Access to Basic Services: Syrian refugees who arrived at informal border crossings and were admitted to the country were generally transported to Raba’a Sarhan reception center. Most were registered with the government; received food, water, and medical attention from UNHCR and the ICRC; and were transported by the International Organization for Migration to a refugee camp. Since June 2014 authorities compelled some Syrian refugees, at times numbering as many as 15,000, to remain at the border inside the country beyond an earthen berm in harsh desert conditions. These refugees had adequate food and water provided by international organizations but health and hygiene conditions were inadequate as was access to medical aid and shelter. The stranded population was not permitted to register as refugees. Authorities permitted some international organizations to visit or assess the situation of these refugees, although not regularly. In late December, the government permitted humanitarian agencies to register the stranded population and provide them ration cards, but the government did not recognize them as refugees until they were admitted and registered at Raba’a Sarhan.
The government excluded Palestinian refugees from Gaza who entered the country following the 1967 war from services otherwise available to Palestinian refugees, such as access to public assistance or public medical services. They were eligible to receive UNRWA services.
As of August 31, 15,868 Palestinian refugees from Syria had recorded their presence in country with UNRWA.
The government provided health and educational services to Syrian refugees and other UNHCR-registered refugees. Since December 2014 Syrian refugees have been charged for healthcare at the same rates as uninsured Jordanians, who pay a nominal fee for most basic health services. Iraqi refugees must pay the foreigner’s rate for health care, an increase from the previous rate equal to uninsured citizens. The government continued to provide free primary and secondary education to Syrian refugee children. Iraqi and other refugees must pay to attend government schools. Public schools, particularly in the north of the country, were overcrowded and operated on a double-shift schedule to accommodate the high number of students. UN Children’s Fund (UNICEF) estimated 90,000 school-aged Syrians were out of school due to lack of space, high costs for transportation and school supplies, and pressure for children to work to support their families. Refugees had equal access to justice regardless of their legal status, but there was fear of retaliation from Jordanians. Refugees had equal access to housing, although they tended to be charged higher rents than citizens were.

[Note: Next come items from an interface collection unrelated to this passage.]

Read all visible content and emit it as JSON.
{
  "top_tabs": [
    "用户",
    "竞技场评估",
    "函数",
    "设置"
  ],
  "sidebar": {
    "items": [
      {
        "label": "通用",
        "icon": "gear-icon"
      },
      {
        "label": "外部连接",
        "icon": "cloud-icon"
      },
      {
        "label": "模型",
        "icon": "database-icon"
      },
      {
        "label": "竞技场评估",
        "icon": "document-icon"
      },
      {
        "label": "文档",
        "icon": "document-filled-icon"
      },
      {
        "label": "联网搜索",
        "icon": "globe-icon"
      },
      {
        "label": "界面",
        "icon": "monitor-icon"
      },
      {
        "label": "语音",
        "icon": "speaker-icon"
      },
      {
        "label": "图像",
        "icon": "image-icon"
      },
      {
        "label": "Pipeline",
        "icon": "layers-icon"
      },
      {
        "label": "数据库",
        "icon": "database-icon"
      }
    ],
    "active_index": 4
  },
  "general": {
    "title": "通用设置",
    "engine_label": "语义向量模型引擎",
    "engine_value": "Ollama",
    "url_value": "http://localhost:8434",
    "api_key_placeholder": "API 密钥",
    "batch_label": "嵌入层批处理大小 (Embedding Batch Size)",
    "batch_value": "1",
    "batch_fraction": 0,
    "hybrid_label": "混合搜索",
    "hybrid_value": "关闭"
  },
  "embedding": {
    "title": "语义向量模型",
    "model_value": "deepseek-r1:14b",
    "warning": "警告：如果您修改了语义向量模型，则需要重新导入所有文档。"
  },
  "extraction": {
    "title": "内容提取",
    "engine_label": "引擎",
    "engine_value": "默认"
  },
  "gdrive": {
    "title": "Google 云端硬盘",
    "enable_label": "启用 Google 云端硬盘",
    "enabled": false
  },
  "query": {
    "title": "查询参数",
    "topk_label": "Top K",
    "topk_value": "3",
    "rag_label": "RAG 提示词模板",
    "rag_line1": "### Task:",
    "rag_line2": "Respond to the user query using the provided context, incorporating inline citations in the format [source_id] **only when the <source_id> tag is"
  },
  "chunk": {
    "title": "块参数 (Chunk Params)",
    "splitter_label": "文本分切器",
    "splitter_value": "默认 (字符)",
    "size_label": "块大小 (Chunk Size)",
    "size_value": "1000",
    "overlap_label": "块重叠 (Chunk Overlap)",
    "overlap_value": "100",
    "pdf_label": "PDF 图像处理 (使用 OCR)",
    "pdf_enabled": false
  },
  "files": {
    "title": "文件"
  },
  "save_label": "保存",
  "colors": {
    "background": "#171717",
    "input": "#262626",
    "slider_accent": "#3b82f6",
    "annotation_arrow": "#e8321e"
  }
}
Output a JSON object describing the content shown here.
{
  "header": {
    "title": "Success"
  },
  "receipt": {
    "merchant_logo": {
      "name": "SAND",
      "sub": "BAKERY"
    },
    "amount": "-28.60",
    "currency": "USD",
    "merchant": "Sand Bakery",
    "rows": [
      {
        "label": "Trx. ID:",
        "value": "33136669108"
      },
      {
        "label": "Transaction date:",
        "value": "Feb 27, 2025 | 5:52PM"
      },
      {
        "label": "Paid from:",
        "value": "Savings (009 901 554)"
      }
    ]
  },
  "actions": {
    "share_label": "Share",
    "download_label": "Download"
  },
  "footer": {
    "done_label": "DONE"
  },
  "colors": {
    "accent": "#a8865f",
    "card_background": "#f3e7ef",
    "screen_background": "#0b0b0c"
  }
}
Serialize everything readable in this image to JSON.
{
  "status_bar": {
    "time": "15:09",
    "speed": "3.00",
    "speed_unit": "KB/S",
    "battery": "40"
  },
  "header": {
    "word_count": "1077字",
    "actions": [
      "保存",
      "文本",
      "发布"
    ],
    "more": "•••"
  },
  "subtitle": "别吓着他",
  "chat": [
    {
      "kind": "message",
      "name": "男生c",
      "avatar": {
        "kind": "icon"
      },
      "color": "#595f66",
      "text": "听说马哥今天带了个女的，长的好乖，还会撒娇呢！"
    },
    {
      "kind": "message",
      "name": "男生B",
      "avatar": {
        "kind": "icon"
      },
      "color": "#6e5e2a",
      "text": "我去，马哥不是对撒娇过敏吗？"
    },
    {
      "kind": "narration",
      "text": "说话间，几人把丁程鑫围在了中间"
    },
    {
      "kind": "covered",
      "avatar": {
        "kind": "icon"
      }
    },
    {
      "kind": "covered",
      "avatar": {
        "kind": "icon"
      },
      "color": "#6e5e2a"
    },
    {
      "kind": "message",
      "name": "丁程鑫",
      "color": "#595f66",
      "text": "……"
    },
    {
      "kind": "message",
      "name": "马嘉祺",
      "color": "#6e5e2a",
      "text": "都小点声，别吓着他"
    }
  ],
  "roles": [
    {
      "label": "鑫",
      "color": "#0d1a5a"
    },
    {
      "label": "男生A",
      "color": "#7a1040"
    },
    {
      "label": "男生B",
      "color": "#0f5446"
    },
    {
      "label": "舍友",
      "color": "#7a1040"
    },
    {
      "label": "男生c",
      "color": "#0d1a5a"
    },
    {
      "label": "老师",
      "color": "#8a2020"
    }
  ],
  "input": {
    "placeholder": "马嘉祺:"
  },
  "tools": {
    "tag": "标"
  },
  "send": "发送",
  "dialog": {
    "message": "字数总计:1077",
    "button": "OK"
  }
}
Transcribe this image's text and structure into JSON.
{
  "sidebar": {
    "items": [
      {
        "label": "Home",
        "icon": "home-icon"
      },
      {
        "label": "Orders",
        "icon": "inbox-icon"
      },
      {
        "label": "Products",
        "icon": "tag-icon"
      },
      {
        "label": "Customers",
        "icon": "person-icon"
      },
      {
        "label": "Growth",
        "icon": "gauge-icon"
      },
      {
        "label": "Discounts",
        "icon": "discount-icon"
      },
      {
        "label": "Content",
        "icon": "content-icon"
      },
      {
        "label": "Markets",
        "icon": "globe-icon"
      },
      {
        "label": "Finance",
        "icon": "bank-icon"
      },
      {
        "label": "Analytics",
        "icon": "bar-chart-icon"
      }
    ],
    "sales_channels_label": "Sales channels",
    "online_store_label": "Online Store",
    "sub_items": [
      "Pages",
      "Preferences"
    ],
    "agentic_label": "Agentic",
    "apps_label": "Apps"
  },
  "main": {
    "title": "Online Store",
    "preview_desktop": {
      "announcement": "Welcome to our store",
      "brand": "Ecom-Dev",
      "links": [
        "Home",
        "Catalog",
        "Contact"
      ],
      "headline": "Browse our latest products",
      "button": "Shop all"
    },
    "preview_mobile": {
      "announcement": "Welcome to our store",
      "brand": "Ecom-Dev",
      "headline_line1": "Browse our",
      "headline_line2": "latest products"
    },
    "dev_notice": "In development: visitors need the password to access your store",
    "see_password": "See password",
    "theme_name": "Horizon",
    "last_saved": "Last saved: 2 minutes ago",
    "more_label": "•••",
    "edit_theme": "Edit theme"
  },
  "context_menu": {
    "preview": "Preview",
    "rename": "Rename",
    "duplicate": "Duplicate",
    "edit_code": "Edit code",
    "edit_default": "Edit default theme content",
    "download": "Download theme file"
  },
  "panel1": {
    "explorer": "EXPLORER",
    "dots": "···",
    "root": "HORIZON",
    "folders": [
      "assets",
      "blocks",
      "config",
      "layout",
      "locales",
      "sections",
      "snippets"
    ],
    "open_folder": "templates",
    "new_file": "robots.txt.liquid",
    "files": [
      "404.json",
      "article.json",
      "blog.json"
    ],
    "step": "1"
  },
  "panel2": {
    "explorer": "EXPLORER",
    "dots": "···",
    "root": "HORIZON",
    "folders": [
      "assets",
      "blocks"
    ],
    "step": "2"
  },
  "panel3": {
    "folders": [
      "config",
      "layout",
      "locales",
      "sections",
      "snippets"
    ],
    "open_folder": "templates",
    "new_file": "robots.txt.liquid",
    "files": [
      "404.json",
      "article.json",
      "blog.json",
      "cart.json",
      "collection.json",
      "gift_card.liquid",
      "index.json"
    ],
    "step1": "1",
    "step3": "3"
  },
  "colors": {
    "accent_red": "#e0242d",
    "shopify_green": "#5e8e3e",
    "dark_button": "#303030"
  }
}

Temporary Protection: The government also provided temporary protection to individuals who may not qualify as refugees. As of December 17, there were 633,466 Syrian refugees, registered by the government and UNHCR. As of December 15, there were 52,643 Iraqi refugees and asylum seekers registered with UNHCR. The government tolerated the prolonged stay of many Iraqis and other refugees beyond the expiration of the visit permits under which they had entered the country. As of November 30, there were 8,054 Yemenis, Sudanese, Somalis, and other populations registered with UNHCR and resident in Jordan.